Parkinson’s Disease and Lewey Body Dementia
In Parkinson’s disease, specific dopamine producing neurons, related to movement, die. This process, also, involves activated microglia with many different cytokines. As in Alzheimer’s, the astrocytes are involved.
The protein clumps in Parkinson’s neurons are made of a different protein— ?-synuclein (the clumps are known as Lewey bodies). ?-synuclein is a molecule in the pre synaptic neuron that is critical for forming the sacs (vesicles) that carry neurotransmitters. As in Alzheimer’s, there are a variety of genes related to inflammation that have mutations in Parkinson’s. But, unlike Alzheimer’s these genetic alterations are rare (5%). Neuro inflammation appears to be critical.
?-synuclein can be secreted from neuronal cells in sacs. It is released by dying neurons.
?-synuclein activates microglia and eventually causes a toxicity that kills neurons. A similar process occurs with the reactive oxygen and nitrogen species secreted by microglia to kill microbes. They affect gene networks and alter proteins. In this process, ?-synuclein is given an attached nitrogen (just like amyloid-?), which increases clumping and the formation of Lewey bodies, killing cells. Microglia increase this fixation of nitrogen on the ?-synuclein with the result being neuronal death.

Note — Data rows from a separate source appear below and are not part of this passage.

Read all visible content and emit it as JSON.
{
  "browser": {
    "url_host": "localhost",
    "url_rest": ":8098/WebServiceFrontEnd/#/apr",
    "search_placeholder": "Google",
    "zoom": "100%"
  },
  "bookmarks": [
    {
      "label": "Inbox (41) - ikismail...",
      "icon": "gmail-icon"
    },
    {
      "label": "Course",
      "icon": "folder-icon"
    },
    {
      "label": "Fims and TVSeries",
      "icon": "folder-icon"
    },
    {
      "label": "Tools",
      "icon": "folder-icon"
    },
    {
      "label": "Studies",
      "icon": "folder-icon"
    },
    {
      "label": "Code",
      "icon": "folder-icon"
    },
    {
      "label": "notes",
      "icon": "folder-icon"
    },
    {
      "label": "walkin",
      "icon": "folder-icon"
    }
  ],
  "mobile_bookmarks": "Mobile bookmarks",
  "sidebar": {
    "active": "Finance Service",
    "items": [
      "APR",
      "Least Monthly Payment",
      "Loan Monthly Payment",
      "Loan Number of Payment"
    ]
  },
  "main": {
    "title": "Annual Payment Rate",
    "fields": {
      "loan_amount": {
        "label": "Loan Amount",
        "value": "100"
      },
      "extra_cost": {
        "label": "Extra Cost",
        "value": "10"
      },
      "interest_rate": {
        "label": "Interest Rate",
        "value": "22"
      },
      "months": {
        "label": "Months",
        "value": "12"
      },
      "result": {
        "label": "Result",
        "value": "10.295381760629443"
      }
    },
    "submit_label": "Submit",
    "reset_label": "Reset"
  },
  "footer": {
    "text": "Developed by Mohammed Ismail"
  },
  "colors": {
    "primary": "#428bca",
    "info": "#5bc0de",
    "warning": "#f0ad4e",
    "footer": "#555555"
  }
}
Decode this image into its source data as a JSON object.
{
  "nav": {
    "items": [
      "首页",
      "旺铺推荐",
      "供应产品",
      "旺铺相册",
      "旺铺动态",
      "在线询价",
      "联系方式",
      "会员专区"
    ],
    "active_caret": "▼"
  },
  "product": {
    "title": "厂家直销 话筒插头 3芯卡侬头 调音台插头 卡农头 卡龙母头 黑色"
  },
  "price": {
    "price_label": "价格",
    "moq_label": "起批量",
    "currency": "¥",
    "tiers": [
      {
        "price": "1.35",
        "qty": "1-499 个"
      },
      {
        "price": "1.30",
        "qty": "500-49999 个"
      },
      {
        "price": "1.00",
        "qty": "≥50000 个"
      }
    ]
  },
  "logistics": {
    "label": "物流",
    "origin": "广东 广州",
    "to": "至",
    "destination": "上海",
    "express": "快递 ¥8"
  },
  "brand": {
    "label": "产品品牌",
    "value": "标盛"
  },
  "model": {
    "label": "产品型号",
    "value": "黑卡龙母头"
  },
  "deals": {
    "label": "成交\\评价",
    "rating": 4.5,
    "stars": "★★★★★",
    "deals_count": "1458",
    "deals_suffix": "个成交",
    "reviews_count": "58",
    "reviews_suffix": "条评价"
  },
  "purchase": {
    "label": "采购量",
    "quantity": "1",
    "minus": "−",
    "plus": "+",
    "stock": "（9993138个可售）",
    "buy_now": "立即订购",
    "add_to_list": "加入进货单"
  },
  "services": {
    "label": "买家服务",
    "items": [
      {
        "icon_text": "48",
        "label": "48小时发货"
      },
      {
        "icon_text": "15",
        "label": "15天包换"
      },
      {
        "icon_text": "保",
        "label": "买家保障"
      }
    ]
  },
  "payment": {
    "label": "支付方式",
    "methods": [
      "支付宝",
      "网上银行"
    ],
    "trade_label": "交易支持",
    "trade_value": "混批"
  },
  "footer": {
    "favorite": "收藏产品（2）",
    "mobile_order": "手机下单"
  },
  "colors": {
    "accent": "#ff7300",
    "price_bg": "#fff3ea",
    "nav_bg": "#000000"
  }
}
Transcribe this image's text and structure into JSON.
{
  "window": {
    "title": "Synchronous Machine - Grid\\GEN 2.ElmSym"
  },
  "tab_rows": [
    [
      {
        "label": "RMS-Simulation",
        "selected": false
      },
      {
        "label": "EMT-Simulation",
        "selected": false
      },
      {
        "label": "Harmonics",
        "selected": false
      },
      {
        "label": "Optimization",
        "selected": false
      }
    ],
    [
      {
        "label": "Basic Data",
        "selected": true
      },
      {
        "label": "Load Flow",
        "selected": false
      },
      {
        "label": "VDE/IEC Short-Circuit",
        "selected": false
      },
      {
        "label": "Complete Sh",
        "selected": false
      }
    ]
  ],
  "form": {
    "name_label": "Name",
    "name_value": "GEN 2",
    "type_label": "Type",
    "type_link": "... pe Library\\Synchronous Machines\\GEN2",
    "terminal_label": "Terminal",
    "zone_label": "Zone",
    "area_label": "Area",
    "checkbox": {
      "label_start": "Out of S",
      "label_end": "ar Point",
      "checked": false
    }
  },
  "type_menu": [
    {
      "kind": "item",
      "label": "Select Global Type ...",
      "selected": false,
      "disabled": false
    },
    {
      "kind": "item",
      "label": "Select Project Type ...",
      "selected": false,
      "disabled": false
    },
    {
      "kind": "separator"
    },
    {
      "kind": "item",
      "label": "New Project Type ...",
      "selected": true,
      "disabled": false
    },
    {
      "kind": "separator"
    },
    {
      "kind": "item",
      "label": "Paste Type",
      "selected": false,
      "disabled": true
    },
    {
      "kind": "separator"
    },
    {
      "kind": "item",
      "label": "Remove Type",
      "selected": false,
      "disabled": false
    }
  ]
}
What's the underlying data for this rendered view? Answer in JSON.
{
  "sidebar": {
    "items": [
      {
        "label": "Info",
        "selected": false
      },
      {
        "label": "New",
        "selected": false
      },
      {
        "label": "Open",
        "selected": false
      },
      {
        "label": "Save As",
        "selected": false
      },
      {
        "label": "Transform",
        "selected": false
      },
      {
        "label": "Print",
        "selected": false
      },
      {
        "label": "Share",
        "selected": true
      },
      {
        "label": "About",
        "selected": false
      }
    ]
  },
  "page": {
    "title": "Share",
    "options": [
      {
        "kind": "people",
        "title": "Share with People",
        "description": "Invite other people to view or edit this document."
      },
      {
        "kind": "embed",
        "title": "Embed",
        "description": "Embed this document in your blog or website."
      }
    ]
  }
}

But, just like amyloid, once ?-synuclein clumps are formed, they induce strong cytokines triggering inflammation. While the cause of the clumps is not clearly from inflammation, as it appears to be in Alzheimer’s, once they form, a massive inflammation effect increases the disease.
Amyotrophic Lateral Sclerosis (ALS or Lou Gehrig’s Disease)
This disease kills upper and lower motor neurons causing paralysis. There is now plenty of evidence that inflammation contributes to the disease, along with other toxicities that kill the neurons. Again, microglia are activated in these regions. A recent study showed that cytokines from microglia are necessary to kill the neurons.
The clumps in this case are from mutant super- oxide dismutase 1 (SOD1)., which comes from microglia and astrocytes. These clumps, while secreted from microglia, also, activate microglia and stimulate neuronal death. Cytokines and ROS and nitrogen (as in the other cases) are involved in the neuronal death. Microglia that produce SOD1 were impaired and couldn’t function as regular microglia. They could not clean up debris. Studies now show that general infections increase the ALS process.
This is a genetic disease with an abnormal gene that makes an abnormal protein huntingtin. The abnormal mutated protein is less stable and kills neurons through a mechanism that is not clear. It kills medium spiny neurons of the striatum, a center for movement and habitual learning.
As with the other neurodegenerative diseases, Huntington’s, also, has abnormal and increased amounts of microglia and astrocytes. The microglia produce a variety of inflammatory cytokines. Very early in the disease, microglia are activated to cause inflammation. These microglia have an abnormal accumulation of iron. In fact, Huntington’s has an abnormal amount of iron and the microglia are trying to clear it.
Inflammation and Dementia
Knowing that debris is cleaned and inflammation is decreased through the Five Secrets of Brain Health, these simple lifestyle changes are highly recommended.